In their election night speeches, both candidates conveyed a similar warning: that the spectacle of the past few weeks in Louisiana was only the first skirmish in a national political battle // over race.
"Tonight, Louisiana became the first to turn back the merchant of hate, the master of deceit," Mr. Edwards told cheering supporters at a New Orleans hotel. But, he added, "there will be other places and other times."
Mr. Duke, in his concession speech, called for conciliation. But he also said: "The candidate may have lost, but the message goes out loud and clear across this country. . . . If we don't turn around this state and our nation, then we're going to lose them.
"That campaign is not over. It is only just beginning," the loser added, prompting trademark chants of "Duke, Duke, Duke" from supporters at a hotel here.
With 95 percent of precincts reporting, Mr. Edwards had 1,013,693 vote, or 61 percent, to Mr. Duke's 657,577 votes, or 39 percent.
Mr. Duke, the former Klansman and neo-Nazi making his boldest bid yet for higher office, was unable to overcome his own resume of hate and a unified opposition of business and political leaders, including President Bush.
By a wider than expected margin, Louisianians chose to put their state in the hands of Mr. Edwards, a suave, 64-year-old politician who had asked for a chance to redeem a history of gambling, womanizing and close brushes with the law.
Black voters turned out in potentially record numbers, with better than 95 percent of those votes going to Mr. Edwards. Mr. Edwards also ran better than expected in northern Louisiana, a Duke stronghold, and in Acadiana, his native region, where Mr. ++ Duke had hoped to prevail.
The comeback-minded ex-governor built his coalition on a base of virtually unanimous support from the state's black voters, who cast between one-quarter and one-third of the total statewide vote.
Mr. Edwards also drew votes from his fellow Cajuns in the southern part of the state and from liberal and moderate whites, many of them more concerned about stopping Mr. Duke than returning the roguish former governor to power for a record fourth term.
Voter turnout was heavy, the result of unusually hot mid-November weather and a scorching four-week campaign that became an obsession with people here in Louisiana and drew international media attention.
The focus was mainly on Mr. Duke, a 41-year-old former Ku Klux Klan leader and Nazi enthusiast whose white supremacist background became a central issue.
Even before the votes had been counted, there was speculation that Mr. Duke would use his new status as a nationally known political figure as a springboard into the 1992 presidential race.

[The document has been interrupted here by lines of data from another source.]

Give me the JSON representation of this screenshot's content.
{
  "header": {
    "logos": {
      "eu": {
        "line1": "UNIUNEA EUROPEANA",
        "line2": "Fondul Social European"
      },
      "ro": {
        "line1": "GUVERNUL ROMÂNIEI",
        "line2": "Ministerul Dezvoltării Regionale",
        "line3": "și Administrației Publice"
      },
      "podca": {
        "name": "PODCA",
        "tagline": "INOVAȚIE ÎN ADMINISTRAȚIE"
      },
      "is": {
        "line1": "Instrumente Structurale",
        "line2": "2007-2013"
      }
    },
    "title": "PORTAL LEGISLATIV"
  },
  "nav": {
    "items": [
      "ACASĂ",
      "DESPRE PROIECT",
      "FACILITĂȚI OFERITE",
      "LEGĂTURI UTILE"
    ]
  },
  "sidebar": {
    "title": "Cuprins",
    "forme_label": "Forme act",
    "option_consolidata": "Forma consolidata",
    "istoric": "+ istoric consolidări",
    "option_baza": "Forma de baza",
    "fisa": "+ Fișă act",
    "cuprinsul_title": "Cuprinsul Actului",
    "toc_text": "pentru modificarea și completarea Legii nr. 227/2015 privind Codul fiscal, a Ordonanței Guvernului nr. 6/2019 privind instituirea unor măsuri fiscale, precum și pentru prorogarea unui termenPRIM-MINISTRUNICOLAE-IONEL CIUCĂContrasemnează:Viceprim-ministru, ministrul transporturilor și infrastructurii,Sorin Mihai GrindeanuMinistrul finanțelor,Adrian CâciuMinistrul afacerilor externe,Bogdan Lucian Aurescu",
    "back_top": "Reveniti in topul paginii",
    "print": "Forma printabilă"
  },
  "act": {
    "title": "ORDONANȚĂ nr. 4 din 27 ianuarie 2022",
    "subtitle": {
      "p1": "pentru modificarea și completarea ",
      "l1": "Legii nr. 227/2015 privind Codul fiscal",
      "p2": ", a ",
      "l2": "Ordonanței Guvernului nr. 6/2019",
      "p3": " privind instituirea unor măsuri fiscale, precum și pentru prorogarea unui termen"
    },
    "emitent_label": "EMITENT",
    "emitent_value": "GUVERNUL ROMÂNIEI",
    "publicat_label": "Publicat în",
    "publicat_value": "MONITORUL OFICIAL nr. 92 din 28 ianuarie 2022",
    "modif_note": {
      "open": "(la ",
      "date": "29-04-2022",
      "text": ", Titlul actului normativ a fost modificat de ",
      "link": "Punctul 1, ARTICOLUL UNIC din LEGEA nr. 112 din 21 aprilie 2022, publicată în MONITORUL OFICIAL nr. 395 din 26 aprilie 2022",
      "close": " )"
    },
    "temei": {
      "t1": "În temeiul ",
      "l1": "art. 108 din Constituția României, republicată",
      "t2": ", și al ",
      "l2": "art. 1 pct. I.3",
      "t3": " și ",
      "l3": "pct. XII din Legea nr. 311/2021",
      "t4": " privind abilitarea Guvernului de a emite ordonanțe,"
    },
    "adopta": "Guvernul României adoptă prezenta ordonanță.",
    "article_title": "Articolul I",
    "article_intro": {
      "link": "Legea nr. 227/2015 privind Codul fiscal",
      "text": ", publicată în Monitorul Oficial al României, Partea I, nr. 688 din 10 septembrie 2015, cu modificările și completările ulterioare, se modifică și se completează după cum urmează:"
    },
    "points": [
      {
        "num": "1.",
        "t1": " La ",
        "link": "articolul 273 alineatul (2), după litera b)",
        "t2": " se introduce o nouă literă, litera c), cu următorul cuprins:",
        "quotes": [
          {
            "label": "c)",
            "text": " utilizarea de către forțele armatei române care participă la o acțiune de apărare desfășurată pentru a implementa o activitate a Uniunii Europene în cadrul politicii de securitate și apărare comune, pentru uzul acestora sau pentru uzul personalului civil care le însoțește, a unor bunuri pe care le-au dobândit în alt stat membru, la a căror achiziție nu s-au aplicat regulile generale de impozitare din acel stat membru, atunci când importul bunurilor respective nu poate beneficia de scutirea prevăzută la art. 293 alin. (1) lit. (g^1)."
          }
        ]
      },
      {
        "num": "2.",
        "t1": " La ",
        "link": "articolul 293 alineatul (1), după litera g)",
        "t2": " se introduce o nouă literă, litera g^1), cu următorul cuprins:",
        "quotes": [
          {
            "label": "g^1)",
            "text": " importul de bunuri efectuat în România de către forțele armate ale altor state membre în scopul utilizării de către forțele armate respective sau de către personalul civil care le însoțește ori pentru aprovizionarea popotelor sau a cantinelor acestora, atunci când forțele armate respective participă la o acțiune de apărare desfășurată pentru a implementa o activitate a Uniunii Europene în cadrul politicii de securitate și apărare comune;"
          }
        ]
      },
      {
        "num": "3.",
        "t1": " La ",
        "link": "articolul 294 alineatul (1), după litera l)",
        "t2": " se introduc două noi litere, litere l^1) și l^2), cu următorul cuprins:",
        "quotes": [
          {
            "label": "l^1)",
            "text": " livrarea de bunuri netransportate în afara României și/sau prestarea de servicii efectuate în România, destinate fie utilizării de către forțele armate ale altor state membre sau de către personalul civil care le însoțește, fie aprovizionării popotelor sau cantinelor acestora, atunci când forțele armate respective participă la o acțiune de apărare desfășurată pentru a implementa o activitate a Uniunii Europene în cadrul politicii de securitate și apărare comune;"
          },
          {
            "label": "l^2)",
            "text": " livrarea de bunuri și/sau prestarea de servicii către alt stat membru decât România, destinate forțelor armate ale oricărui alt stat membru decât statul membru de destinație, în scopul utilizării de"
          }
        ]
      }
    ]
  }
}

In this fall's campaign, his third in as many years, Mr. Duke continued to refine his racially charged, anti-government message in an effort to make himself more acceptable to mainstream voters.
His white protest agenda, which includes opposition to crime, quotas and the welfare system, has broad support, national polls show. Like more conventional "outsider" candidates, Mr. Duke has successfully exploited the epidemic of anti-incumbent fever sweeping the nation.
The Edwards-Duke campaign quickly degenerated into a polarizing personal battle between two unpopular politicians, and many voters expressed disgust over the choice they were forced to make.
Many Louisianians alternated between anger and shame over the new national image of their state as a hotbed of white racism. But both Mr. Duke and his detractors agreed he was touching a widespread sense of frustration and resentment among working-class whites that spreads far beyond the borders of the South.
Even Mr. Edwards argued that the Duke candidacy was not a local phenomenon: "He would run as well in California and New York and Illinois as he runs here."
The potency of Mr. Duke's message was reflected in the way he succeeded in shifting the debate to his own, race-based issue agenda. By Election Day, Mr. Edwards was stealing the Duke message, in an attempt to cut into Mr. Duke's base of support among whites.
An Edwards radio commercial, beamed into rural areas of the state yesterday, featured the same racial scapegoating for which Mr. Duke had been widely condemned, including by Mr. Edwards. "Hey, I don't like the welfare system," declares the countrified narrator.
Both men spent the entire campaign apologizing for past mistakes and trying to persuade voters that they had reformed.
Mr. Duke tried to capitalize on lingering suspicions of Mr. Edwards, the state's twice-indicted but never-convicted former governor.